Start the dis-assembly by removing the engine. Mine came with a Briggs and Stratton 10 horse L-head. It weighs slightly less than a small-block chevy. Lifting with the knees is especially recommended, unless you have sired all your kids and would rather not worry about one more.

Depending on how long the trike has been sitting outside in the rain and moisture, you may need more than the two 1/2" wrenches that it took to put this thing together originally. Mine came from the desert of southern Utah  so it came apart quite easily. If you live in Georgia, just go get the gauze and antiseptic because you are going to be busting nuts, bolts, and knuckles all day.
Pull the engine plate, battery plate, and jackshaft. The is a total of ten nuts and bolts! This only leaves you the axle left. Pull the tires off and throw one under the seat to lift everything up. Now remove your axle. Eight nuts and bolts! Pulls the fenders. Twelve very rusty bolts.

Unbolt the shocks and pull the large bolt out of the middle pivot and ta-da. The hardest part is done.
Next you want to pull the triple tree and handle bars off. Easy, the large bolt that runs through the triple tree is the only thing holding it all together.

Really, you are looking at a couple hours to pull this thing apart. It was barely 10 o'clock when my wife poked her head out the door and asked if I remembered that I was married. I went inside and scrubbed the 40 year old grime from underneath my nails and crawled into bed.
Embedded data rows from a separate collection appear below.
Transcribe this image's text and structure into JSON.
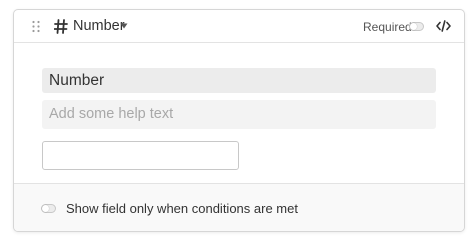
{
  "header": {
    "field_type_label": "Number",
    "required_label": "Required",
    "required_enabled": false,
    "icons": [
      "drag-handle-icon",
      "hash-icon",
      "chevron-down-icon",
      "code-icon"
    ]
  },
  "field": {
    "name_value": "Number",
    "help_placeholder": "Add some help text",
    "preview_value": ""
  },
  "footer": {
    "conditions_label": "Show field only when conditions are met",
    "conditions_enabled": false
  },
  "colors": {
    "border": "#d6d6d6",
    "input_bg": "#ececec",
    "footer_bg": "#f9f9f9",
    "text": "#333333",
    "placeholder": "#a8a8a8"
  }
}
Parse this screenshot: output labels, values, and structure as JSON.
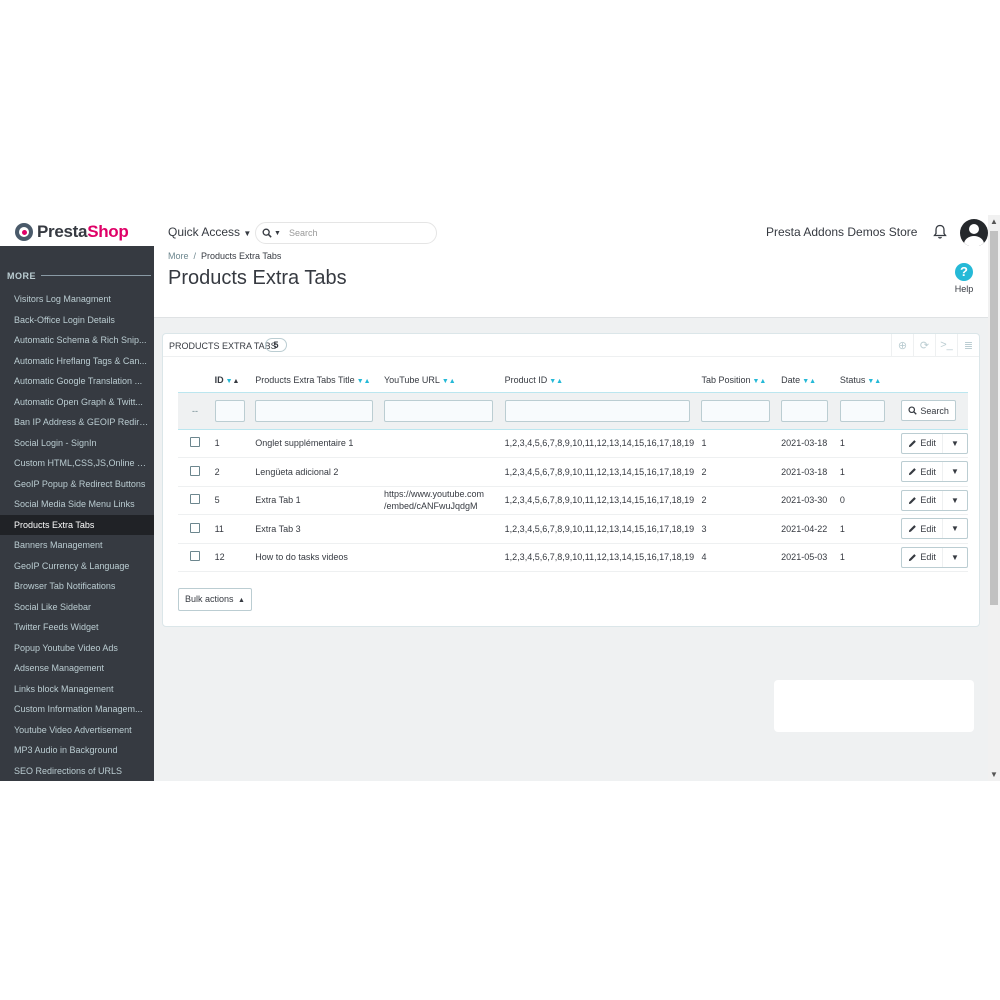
{
  "header": {
    "logo_prefix": "Presta",
    "logo_suffix": "Shop",
    "quick_access": "Quick Access",
    "search_placeholder": "Search",
    "store_name": "Presta Addons Demos Store"
  },
  "sidebar": {
    "title": "MORE",
    "items": [
      "Visitors Log Managment",
      "Back-Office Login Details",
      "Automatic Schema & Rich Snip...",
      "Automatic Hreflang Tags & Can...",
      "Automatic Google Translation ...",
      "Automatic Open Graph & Twitt...",
      "Ban IP Address & GEOIP Redirect",
      "Social Login - SignIn",
      "Custom HTML,CSS,JS,Online Ch...",
      "GeoIP Popup & Redirect Buttons",
      "Social Media Side Menu Links",
      "Products Extra Tabs",
      "Banners Management",
      "GeoIP Currency & Language",
      "Browser Tab Notifications",
      "Social Like Sidebar",
      "Twitter Feeds Widget",
      "Popup Youtube Video Ads",
      "Adsense Management",
      "Links block Management",
      "Custom Information Managem...",
      "Youtube Video Advertisement",
      "MP3 Audio in Background",
      "SEO Redirections of URLS"
    ],
    "active_index": 11
  },
  "breadcrumb": {
    "parent": "More",
    "separator": "/",
    "current": "Products Extra Tabs"
  },
  "page_title": "Products Extra Tabs",
  "help_label": "Help",
  "panel": {
    "title": "PRODUCTS EXTRA TABS",
    "count": "5"
  },
  "table": {
    "columns": [
      "ID",
      "Products Extra Tabs Title",
      "YouTube URL",
      "Product ID",
      "Tab Position",
      "Date",
      "Status"
    ],
    "filter_dash": "--",
    "search_label": "Search",
    "edit_label": "Edit",
    "rows": [
      {
        "id": "1",
        "title": "Onglet supplémentaire 1",
        "youtube": "",
        "product_id": "1,2,3,4,5,6,7,8,9,10,11,12,13,14,15,16,17,18,19",
        "position": "1",
        "date": "2021-03-18",
        "status": "1"
      },
      {
        "id": "2",
        "title": "Lengüeta adicional 2",
        "youtube": "",
        "product_id": "1,2,3,4,5,6,7,8,9,10,11,12,13,14,15,16,17,18,19",
        "position": "2",
        "date": "2021-03-18",
        "status": "1"
      },
      {
        "id": "5",
        "title": "Extra Tab 1",
        "youtube": "https://www.youtube.com/embed/cANFwuJqdgM",
        "youtube_line1": "https://www.youtube.com",
        "youtube_line2": "/embed/cANFwuJqdgM",
        "product_id": "1,2,3,4,5,6,7,8,9,10,11,12,13,14,15,16,17,18,19",
        "position": "2",
        "date": "2021-03-30",
        "status": "0"
      },
      {
        "id": "11",
        "title": "Extra Tab 3",
        "youtube": "",
        "product_id": "1,2,3,4,5,6,7,8,9,10,11,12,13,14,15,16,17,18,19",
        "position": "3",
        "date": "2021-04-22",
        "status": "1"
      },
      {
        "id": "12",
        "title": "How to do tasks videos",
        "youtube": "",
        "product_id": "1,2,3,4,5,6,7,8,9,10,11,12,13,14,15,16,17,18,19",
        "position": "4",
        "date": "2021-05-03",
        "status": "1"
      }
    ]
  },
  "bulk_actions": "Bulk actions",
  "colors": {
    "sidebar_bg": "#363a41",
    "accent": "#25b9d7",
    "brand_pink": "#df0067"
  }
}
Deb was already incoherent. I was able to watch the latest episode of "Bering Sea Gold" on discovery before finally shutting the TV down and drifting off to sleep.